[Dataset records]

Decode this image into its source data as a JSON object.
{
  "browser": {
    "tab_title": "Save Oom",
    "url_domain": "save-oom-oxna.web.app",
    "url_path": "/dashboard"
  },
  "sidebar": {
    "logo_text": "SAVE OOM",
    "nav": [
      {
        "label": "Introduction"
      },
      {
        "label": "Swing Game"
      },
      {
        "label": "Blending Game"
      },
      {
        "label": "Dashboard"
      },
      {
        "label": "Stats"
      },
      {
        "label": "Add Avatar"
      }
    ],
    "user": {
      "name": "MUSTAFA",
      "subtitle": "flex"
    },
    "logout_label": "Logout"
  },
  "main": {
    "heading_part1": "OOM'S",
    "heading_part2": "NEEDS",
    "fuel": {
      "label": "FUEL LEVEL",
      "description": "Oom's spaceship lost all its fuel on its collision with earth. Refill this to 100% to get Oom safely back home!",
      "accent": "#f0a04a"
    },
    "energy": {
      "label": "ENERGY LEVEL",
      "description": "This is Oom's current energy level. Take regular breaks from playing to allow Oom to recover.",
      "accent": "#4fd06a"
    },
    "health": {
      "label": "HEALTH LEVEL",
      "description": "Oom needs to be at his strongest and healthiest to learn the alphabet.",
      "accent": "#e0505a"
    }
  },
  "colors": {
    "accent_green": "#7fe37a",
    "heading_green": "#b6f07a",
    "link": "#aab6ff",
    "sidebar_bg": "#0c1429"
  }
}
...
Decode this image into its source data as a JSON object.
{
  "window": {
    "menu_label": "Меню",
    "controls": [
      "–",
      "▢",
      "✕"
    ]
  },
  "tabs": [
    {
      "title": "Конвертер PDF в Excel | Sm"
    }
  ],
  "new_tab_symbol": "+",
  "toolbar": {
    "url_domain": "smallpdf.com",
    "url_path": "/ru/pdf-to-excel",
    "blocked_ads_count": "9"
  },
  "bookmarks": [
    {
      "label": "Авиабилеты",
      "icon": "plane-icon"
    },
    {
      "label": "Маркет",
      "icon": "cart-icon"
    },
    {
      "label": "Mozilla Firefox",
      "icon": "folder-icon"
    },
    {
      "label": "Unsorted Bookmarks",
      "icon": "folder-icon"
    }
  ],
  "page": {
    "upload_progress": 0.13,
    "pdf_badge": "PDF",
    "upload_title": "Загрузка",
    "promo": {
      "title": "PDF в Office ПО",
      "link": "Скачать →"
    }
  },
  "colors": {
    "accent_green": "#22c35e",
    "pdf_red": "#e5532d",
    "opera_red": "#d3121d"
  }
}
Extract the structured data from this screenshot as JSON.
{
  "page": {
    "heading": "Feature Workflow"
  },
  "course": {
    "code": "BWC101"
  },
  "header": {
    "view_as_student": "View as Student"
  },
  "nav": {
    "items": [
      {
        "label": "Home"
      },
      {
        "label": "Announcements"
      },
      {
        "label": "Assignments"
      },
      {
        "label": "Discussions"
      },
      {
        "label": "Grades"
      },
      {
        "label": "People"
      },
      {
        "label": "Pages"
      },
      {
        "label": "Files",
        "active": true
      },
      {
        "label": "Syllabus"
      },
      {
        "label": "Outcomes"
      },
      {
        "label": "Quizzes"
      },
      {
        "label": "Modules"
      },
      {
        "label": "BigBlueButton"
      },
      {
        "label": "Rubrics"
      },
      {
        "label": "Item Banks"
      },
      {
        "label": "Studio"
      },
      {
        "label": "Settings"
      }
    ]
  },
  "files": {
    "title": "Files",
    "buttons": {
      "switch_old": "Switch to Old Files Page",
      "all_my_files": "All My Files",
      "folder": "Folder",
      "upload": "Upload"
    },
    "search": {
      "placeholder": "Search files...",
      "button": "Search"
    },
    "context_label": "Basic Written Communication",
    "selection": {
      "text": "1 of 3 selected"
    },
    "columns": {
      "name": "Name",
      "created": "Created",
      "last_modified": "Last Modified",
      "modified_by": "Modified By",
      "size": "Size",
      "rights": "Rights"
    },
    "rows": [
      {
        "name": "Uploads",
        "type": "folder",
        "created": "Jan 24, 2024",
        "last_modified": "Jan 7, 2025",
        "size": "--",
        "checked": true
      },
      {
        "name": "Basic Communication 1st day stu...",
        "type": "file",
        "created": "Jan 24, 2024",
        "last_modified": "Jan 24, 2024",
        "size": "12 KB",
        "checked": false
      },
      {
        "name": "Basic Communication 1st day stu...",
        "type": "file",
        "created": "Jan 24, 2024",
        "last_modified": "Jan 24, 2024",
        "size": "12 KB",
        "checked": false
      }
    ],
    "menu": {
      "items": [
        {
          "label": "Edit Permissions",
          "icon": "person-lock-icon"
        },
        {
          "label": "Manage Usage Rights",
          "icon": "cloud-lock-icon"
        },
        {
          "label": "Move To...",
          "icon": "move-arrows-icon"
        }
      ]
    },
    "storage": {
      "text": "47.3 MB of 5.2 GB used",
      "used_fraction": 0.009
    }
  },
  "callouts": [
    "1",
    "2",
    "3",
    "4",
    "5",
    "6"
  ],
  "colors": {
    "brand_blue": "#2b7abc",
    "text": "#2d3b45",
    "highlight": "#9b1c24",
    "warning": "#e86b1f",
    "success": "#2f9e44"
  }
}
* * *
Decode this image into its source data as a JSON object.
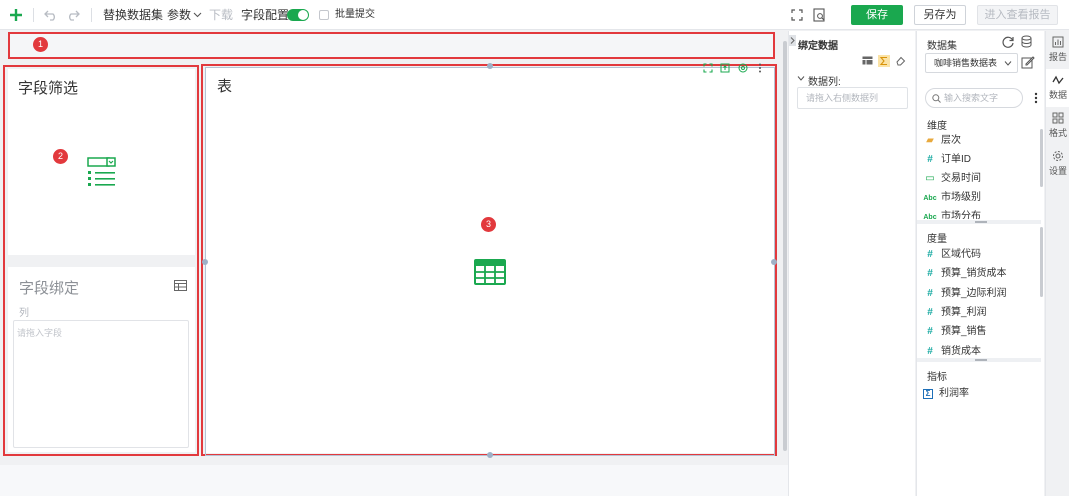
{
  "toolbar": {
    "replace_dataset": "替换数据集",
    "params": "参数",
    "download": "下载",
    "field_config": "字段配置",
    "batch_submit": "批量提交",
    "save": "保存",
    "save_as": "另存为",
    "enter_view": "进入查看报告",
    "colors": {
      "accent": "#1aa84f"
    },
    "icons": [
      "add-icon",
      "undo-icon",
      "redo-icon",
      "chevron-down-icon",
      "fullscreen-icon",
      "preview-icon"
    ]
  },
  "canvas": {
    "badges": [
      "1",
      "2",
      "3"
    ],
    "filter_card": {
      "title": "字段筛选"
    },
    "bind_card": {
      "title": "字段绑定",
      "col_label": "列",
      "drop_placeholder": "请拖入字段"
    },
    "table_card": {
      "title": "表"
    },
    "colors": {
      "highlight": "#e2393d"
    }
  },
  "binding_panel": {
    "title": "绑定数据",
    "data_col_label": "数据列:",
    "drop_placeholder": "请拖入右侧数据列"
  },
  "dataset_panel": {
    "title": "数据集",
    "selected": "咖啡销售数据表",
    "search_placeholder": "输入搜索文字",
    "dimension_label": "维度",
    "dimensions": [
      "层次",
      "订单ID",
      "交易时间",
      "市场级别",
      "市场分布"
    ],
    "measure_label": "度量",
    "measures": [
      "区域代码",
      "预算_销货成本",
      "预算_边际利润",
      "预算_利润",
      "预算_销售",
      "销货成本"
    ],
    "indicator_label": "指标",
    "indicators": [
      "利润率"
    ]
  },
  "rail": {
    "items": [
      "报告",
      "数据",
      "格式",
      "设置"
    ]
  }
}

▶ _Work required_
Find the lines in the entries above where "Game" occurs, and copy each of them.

▶ _Exercise response_
        "label": "Swing Game"
        "label": "Blending Game"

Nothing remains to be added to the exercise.